[7] Thus, the tenet that a party is presumed to know the content of a contract signed by him, Cordillera Corp. v. Heard, 41 Colo.App. 537, 592 P.2d 12 (1978), aff'd, 200 Colo. 72, 612 P.2d 92 (1980), the precept that contracts which are free from ambiguity are to be enforced as written, Radiology Professional Corp. v. Trinidad Area Health Ass'n, Inc., 195 Colo. 253, 577 P.2d 748 (1978); Jameson v. Foster, 646 P.2d 955 (Colo. App.1982), and the maxim that specific clauses control the effect of general clauses, Denver Joint Stock Land Bank v. Markham, 106 Colo. 509, 107 P.2d 313 (1940); see Noyes Supervision, Inc. v. Canadian Indemnity Co., 487 F. Supp. 433 (D.Colo. 1980), will, in many cases, be inapplicable.

[8] These factors have been applied to support a finding of unconscionability in a number of cases. Thus, in Steven v. Fidelity & Casualty Co., 58 Cal. 2d 862, 27 Cal. Rptr. 172, 377 P.2d 284 (1962), the court declared that literal application of the substitute transportation provision of an airplane trip insurance policy tended to be harsh and unconscionable. The court based its holding on the following facts: The liability limitation was contained in a standardized contract, the method of sale did not permit the purchaser to read the policy prior to its issuance, and the provision did not plainly or clearly provide for noncoverage under the circumstances of the case.

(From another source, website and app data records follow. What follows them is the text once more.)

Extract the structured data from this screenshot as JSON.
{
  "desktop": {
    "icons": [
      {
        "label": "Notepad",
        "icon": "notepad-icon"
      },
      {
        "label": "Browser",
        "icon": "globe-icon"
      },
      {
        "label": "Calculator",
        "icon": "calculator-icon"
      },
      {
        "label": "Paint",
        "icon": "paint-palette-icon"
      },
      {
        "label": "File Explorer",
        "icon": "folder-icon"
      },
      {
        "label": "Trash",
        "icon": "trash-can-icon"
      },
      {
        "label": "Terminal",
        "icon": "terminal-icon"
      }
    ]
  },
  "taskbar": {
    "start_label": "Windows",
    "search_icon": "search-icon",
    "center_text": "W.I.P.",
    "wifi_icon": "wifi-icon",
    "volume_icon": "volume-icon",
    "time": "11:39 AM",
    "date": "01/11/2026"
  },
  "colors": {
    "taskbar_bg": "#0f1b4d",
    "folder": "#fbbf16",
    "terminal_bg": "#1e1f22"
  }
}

Similarly, in C & J Fertilizer, Inc. v. Allied Mutual Ins. Co., 227 N.W.2d 169 (Iowa 1975), the court held unconscionable a provision in two mercantile insurance policies which limited the insurer's liability by defining "burglary" to require "visible marks" on, or "physical damage" to, the exterior of the premises at the place of entry. The court relied on the small size of the print and the insurer's failure to offer any evidence that the provision defining "burglary," considered in its commercial setting, was a reasonable limitation on the protection offered or should reasonably have been anticipated by the insured.

Finally, in Blakeslee v. Farm Bureau Mutual Ins. Co., 388 Mich. 464, 201 N.W.2d 786 (1972), the court found it unconscionable to permit an insurance company offering statutorily mandated uninsured motorist coverage to collect a premium for the coverage while simultaneously limiting the coverage by means of an "other insurance" limitation.